THE RECORDS =>
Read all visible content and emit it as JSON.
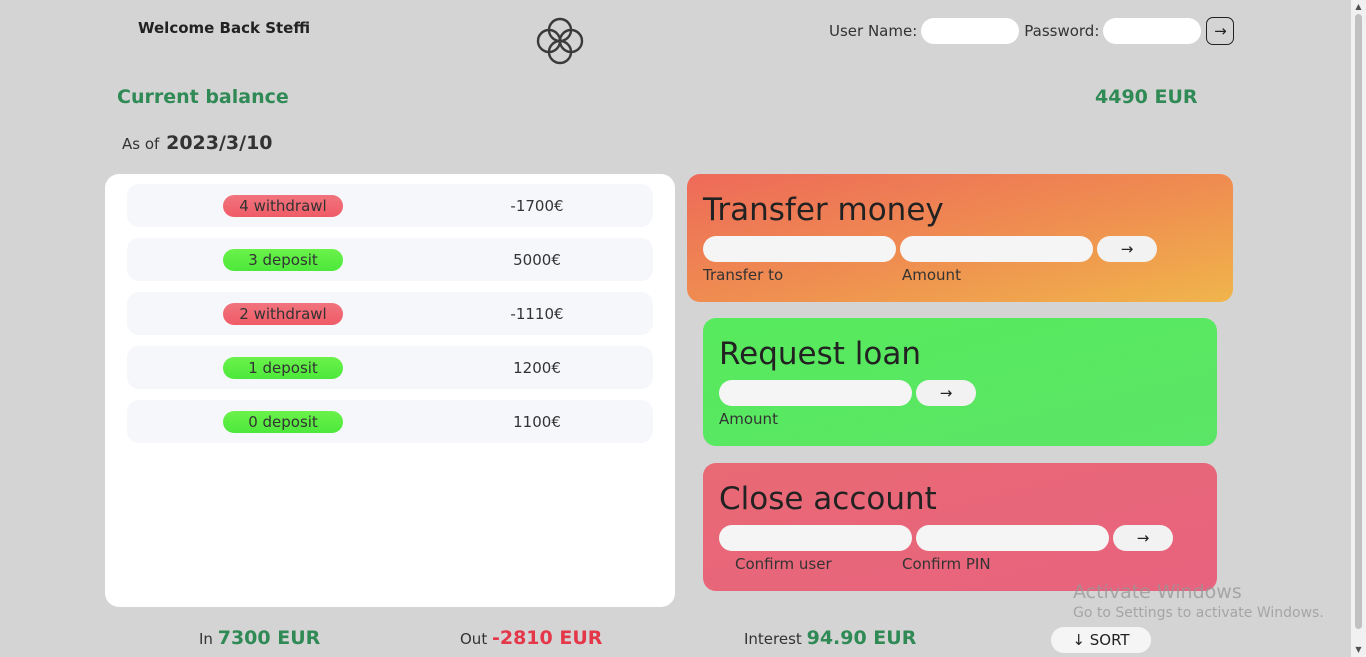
{
  "header": {
    "welcome": "Welcome Back Steffi",
    "username_label": "User Name:",
    "password_label": "Password:",
    "login_arrow": "→"
  },
  "balance": {
    "label": "Current balance",
    "as_of_label": "As of",
    "date": "2023/3/10",
    "value": "4490 EUR"
  },
  "movements": [
    {
      "type_label": "4 withdrawl",
      "kind": "withdrawal",
      "value": "-1700€"
    },
    {
      "type_label": "3 deposit",
      "kind": "deposit",
      "value": "5000€"
    },
    {
      "type_label": "2 withdrawl",
      "kind": "withdrawal",
      "value": "-1110€"
    },
    {
      "type_label": "1 deposit",
      "kind": "deposit",
      "value": "1200€"
    },
    {
      "type_label": "0 deposit",
      "kind": "deposit",
      "value": "1100€"
    }
  ],
  "transfer": {
    "title": "Transfer money",
    "to_label": "Transfer to",
    "amount_label": "Amount",
    "button": "→"
  },
  "loan": {
    "title": "Request loan",
    "amount_label": "Amount",
    "button": "→"
  },
  "close": {
    "title": "Close account",
    "user_label": "Confirm user",
    "pin_label": "Confirm PIN",
    "button": "→"
  },
  "summary": {
    "in_label": "In",
    "in_value": "7300 EUR",
    "out_label": "Out",
    "out_value": "-2810 EUR",
    "interest_label": "Interest",
    "interest_value": "94.90 EUR",
    "sort_button": "↓ SORT"
  },
  "watermark": {
    "line1": "Activate Windows",
    "line2": "Go to Settings to activate Windows."
  },
  "colors": {
    "background": "#d4d4d4",
    "green_text": "#2f8a55",
    "red_text": "#e4384a",
    "withdrawal_badge": "#ef5b66",
    "deposit_badge": "#4ce83b"
  },
  "icons": {
    "logo": "four-circles-logo-icon",
    "login": "arrow-right-icon",
    "sort": "arrow-down-icon"
  }
}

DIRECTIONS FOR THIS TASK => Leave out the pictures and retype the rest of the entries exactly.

SOLUTION TO THE PROBLEM =>
Read all visible content and emit it as JSON.
{
  "header": {
    "welcome": "Welcome Back Steffi",
    "username_label": "User Name:",
    "password_label": "Password:",
    "login_arrow": "→"
  },
  "balance": {
    "label": "Current balance",
    "as_of_label": "As of",
    "date": "2023/3/10",
    "value": "4490 EUR"
  },
  "movements": [
    {
      "type_label": "4 withdrawl",
      "kind": "withdrawal",
      "value": "-1700€"
    },
    {
      "type_label": "3 deposit",
      "kind": "deposit",
      "value": "5000€"
    },
    {
      "type_label": "2 withdrawl",
      "kind": "withdrawal",
      "value": "-1110€"
    },
    {
      "type_label": "1 deposit",
      "kind": "deposit",
      "value": "1200€"
    },
    {
      "type_label": "0 deposit",
      "kind": "deposit",
      "value": "1100€"
    }
  ],
  "transfer": {
    "title": "Transfer money",
    "to_label": "Transfer to",
    "amount_label": "Amount",
    "button": "→"
  },
  "loan": {
    "title": "Request loan",
    "amount_label": "Amount",
    "button": "→"
  },
  "close": {
    "title": "Close account",
    "user_label": "Confirm user",
    "pin_label": "Confirm PIN",
    "button": "→"
  },
  "summary": {
    "in_label": "In",
    "in_value": "7300 EUR",
    "out_label": "Out",
    "out_value": "-2810 EUR",
    "interest_label": "Interest",
    "interest_value": "94.90 EUR",
    "sort_button": "↓ SORT"
  },
  "watermark": {
    "line1": "Activate Windows",
    "line2": "Go to Settings to activate Windows."
  },
  "colors": {
    "background": "#d4d4d4",
    "green_text": "#2f8a55",
    "red_text": "#e4384a",
    "withdrawal_badge": "#ef5b66",
    "deposit_badge": "#4ce83b"
  },
  "icons": {
    "logo": "four-circles-logo-icon",
    "login": "arrow-right-icon",
    "sort": "arrow-down-icon"
  }
}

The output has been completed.